When it comes to gaining or losing weight, they say that diet is 70% of the journey, and I would not disagree. One of the first things I do with the relevant clients
I have met many Europeans over the years who moved to Scotland and then a couple of years later they started to look like they were from Scotland. So let’s face it, our diet and movement culture over here is not great. The weather also has a big contributing factor in all this also. You don’t burn as many calories when there is less sun and people tend to comfort eat more in the colder months, of which we have many. There is a high depression rate in our nation and I believe that diet is not the root, but it is a part of the vine. And unlike the climate, this is something we do have control over.
Kettlebells can be used in many different ways. The way I predominantly use kettlebells is by coaching kettlebell specific exercises. By that, I mean exercises that kettlebells were specifically designed for, such as kettlebell swings, long cycles, snatches, cleans, push presses etc. All very technical exercises when done properly. Some people love them some people hate them, but you cannot deny that they are one of the most effective ways of training strength and endurance at the same time. Kettlebells is what happens when weights and cardio have a baby together.
My approached when coaching kettlebells is based around three main things.
Kinetic Chain Release
Otherwise known as KCR, this is something I do to clients who want to release tension throughout all the key areas in their body. I would take you on a physio bed and perform a series of light mobilisations in order to ‘release’ that area up. It normally takes around thirty minutes to do this and it is something my clients like to do every so often to keep their body functioning well for everyday life or for their chosen form of exercise or sport. Note that this is not to be done if you are pregnant.
If you are injured or coming back to training after having experienced illness, training can make the difference between you feeling yourself again and not. My core belief when it comes to injuries and training is that, depending on the severity of the injury, you can always train around it. So if you have an injured ankle, this does not mean you need to cease all exercise, but rather we work together to find a way of training around it. Why let your whole body suffer from an injury when it is only in a small area? There is always a way to do this. I am not a physio, but I know the steps that need to be taken to nurse an area back to health, sometimes this means collaborating with your physio or doctor to take the best course of action.

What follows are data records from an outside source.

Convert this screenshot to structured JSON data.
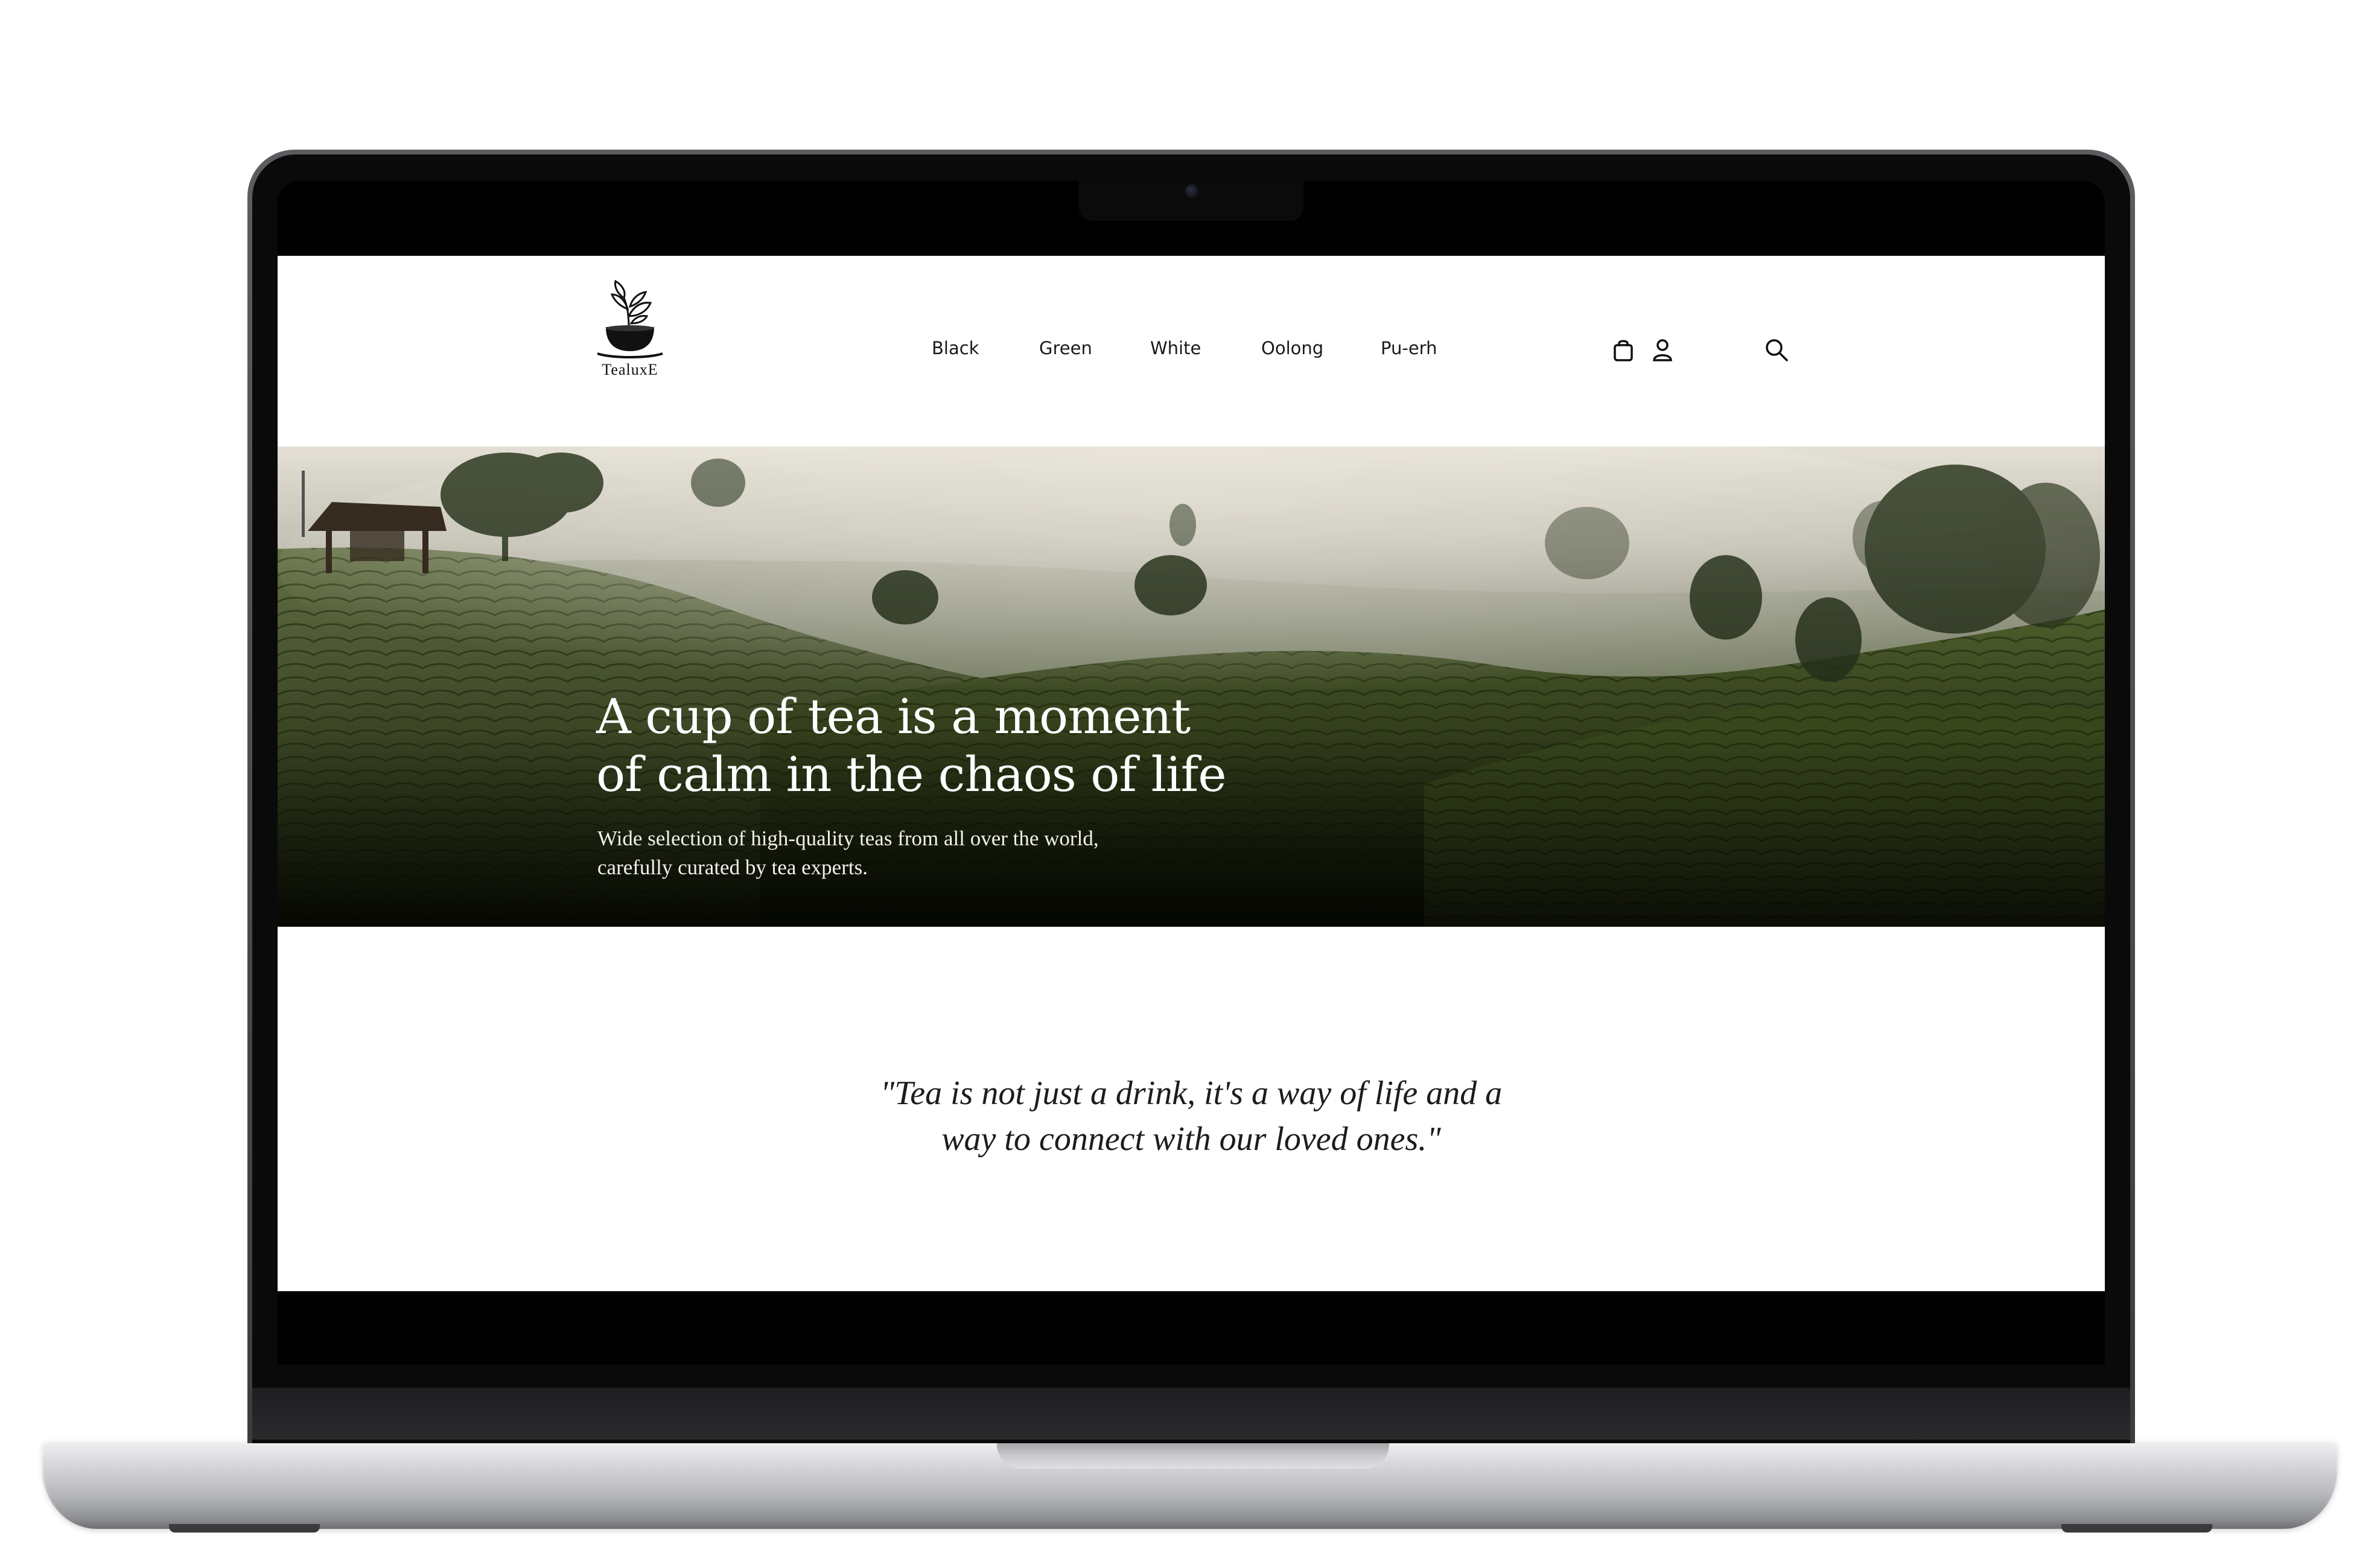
{
  "site": {
    "brand": "TealuxE",
    "nav": {
      "items": [
        {
          "label": "Black"
        },
        {
          "label": "Green"
        },
        {
          "label": "White"
        },
        {
          "label": "Oolong"
        },
        {
          "label": "Pu-erh"
        }
      ],
      "icons": [
        "bag-icon",
        "user-icon",
        "search-icon"
      ]
    },
    "hero": {
      "title_line1": "A cup of tea is a moment",
      "title_line2": "of calm in the chaos of life",
      "subtitle_line1": "Wide selection of high-quality teas from all over the world,",
      "subtitle_line2": "carefully curated by tea experts."
    },
    "quote": {
      "line1": "\"Tea is not just a drink, it's a way of life and a",
      "line2": "way to connect with our loved ones.\""
    }
  },
  "device": {
    "type": "laptop",
    "color": "silver"
  }
}
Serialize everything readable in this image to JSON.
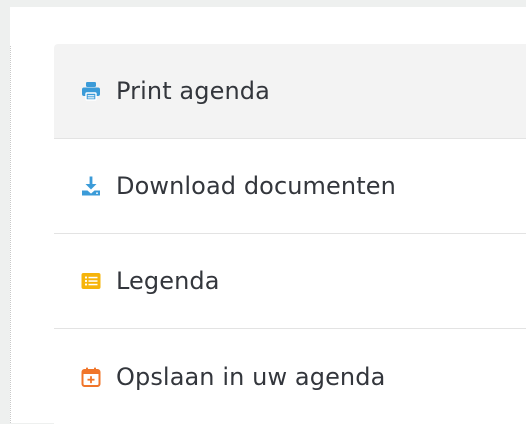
{
  "menu": {
    "items": [
      {
        "label": "Print agenda",
        "icon": "print-icon",
        "icon_color": "#3b9bd8",
        "active": true
      },
      {
        "label": "Download documenten",
        "icon": "download-icon",
        "icon_color": "#3b9bd8",
        "active": false
      },
      {
        "label": "Legenda",
        "icon": "list-icon",
        "icon_color": "#f6b40a",
        "active": false
      },
      {
        "label": "Opslaan in uw agenda",
        "icon": "calendar-add-icon",
        "icon_color": "#f0752a",
        "active": false
      }
    ]
  }
}
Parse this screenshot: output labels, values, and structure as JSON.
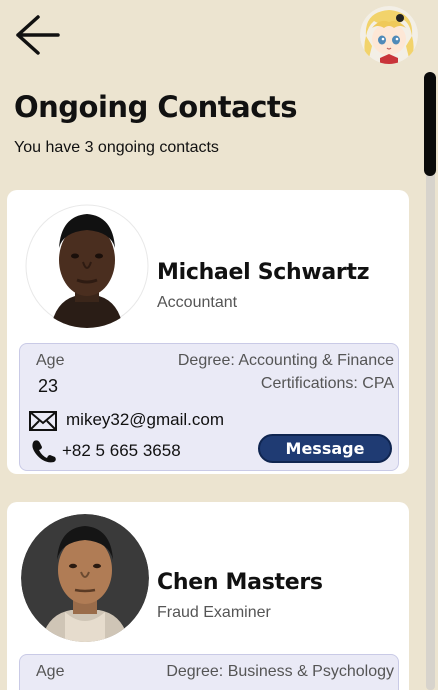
{
  "header": {
    "back_icon": "arrow-left-icon",
    "avatar": "user-avatar"
  },
  "page": {
    "title": "Ongoing Contacts",
    "subtitle": "You have 3 ongoing contacts"
  },
  "contacts": [
    {
      "name": "Michael Schwartz",
      "role": "Accountant",
      "age_label": "Age",
      "age": "23",
      "degree": "Degree: Accounting & Finance",
      "certifications": "Certifications: CPA",
      "email": "mikey32@gmail.com",
      "phone": "+82 5 665 3658",
      "message_label": "Message"
    },
    {
      "name": "Chen Masters",
      "role": "Fraud Examiner",
      "age_label": "Age",
      "degree": "Degree: Business & Psychology"
    }
  ],
  "colors": {
    "background": "#ece4d0",
    "card": "#ffffff",
    "info_panel": "#eaeaf6",
    "button": "#1f3b73"
  }
}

Exercise and movement do not need to stop during and after pregnancy, but the way you do it needs to have greater consideration than before. The good news is that a lot of the stuff women can do before pregnancy, is probably ok to do during and after, BUT, not all. I have worked with many pre-natal clients to keep them in the best shape they can before giving birth and the same for post-natal, helping women regain amazing levels of fitness afterwards. I do this by gradually changing the way I would train them leading up to childbirth and then after, through means of various exercise progressions, aiming to take them back to where they were pre-pregnancy and even beyond.